This was the correct decision. Short of an impermissible advisory opinion when the dispute is purely theoretical or what exactly is at issue is opaque, it serves judicial economy and the interests of justice to enable a litigant to avoid having to choose between possibly running afoul of the discharge injunction and abandoning what may be enforceable rights. It is also wise policy to reward those who respect a court’s injunctive powers and dignity to seek judicial guidance rather than storming the fort and asking (or, rather, answering) embarrassing judicial questions later. Indeed, in a slightly different but otherwise analogous setting, litigants seeking relief from the automatic stay sometimes join such request with a prayer in the first instance that the court find that the stay does not apply to the action the litigant proposes. See, e.g., Bankr. Local R. 4001-1(b) (Bankr. N.D. Cal.) (“Every motion for relief from the stay, or order confirming that no stay is in effect, shall be filed with a completed Relief from Stay Cover Sheet”) (emphasis added).

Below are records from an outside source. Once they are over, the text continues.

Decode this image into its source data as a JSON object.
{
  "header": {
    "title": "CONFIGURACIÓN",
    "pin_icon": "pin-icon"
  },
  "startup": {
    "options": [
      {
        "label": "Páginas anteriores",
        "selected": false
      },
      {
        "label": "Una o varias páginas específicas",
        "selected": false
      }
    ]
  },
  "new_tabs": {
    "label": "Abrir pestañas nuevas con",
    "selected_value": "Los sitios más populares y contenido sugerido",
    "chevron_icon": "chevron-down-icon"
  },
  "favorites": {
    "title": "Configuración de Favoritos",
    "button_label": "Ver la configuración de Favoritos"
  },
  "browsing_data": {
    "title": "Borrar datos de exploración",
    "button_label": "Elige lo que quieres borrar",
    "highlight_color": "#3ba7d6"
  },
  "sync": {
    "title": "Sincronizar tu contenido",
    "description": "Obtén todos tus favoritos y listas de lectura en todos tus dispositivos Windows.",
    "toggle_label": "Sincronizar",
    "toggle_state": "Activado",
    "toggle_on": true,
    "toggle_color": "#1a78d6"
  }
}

The takeaway from this decision is that counsel should consider the prudent course of seeking a ruling from the bankruptcy court whenever there is some doubt about whether proposed action will violate the discharge injunction. Notwithstanding the added cost, it is probably better to be safe than sorry (and cited and punished for contempt). All that said, Sterling itself was not as cautious as it might have been; after all, after suing Dr. Moser post-discharge to recover on a judgment that arose in connection with related prepetition debtors, it did not seek the bankruptcy court’s intervention until Dr. Moser reopened his case to accuse Sterling of violating the discharge injunction.
One further point worth considering not addressed by the BAP: that who owned the claims asserted against Sterling might involve resolving an issue of state law does not mean that the bankruptcy court would have to defer to the state court to make that decision. Bankruptcy courts decide issues of state law all the time in the course of the exercise of their jurisdiction. Indeed, that happens at least in the offing every time the bankruptcy court decides an objection to a state law proof of claim, and often on other occasions as well.
These materials were authored by Adam A. Lewis, Senior Counsel at Morrison & Foerster, LLP in San Francisco (ALewis@mofo.com), with editorial contributions from ILC member Joseph Boufadel of Salvato Law Offices in Los Angeles (JBoufadel@salvatolawoffices.com).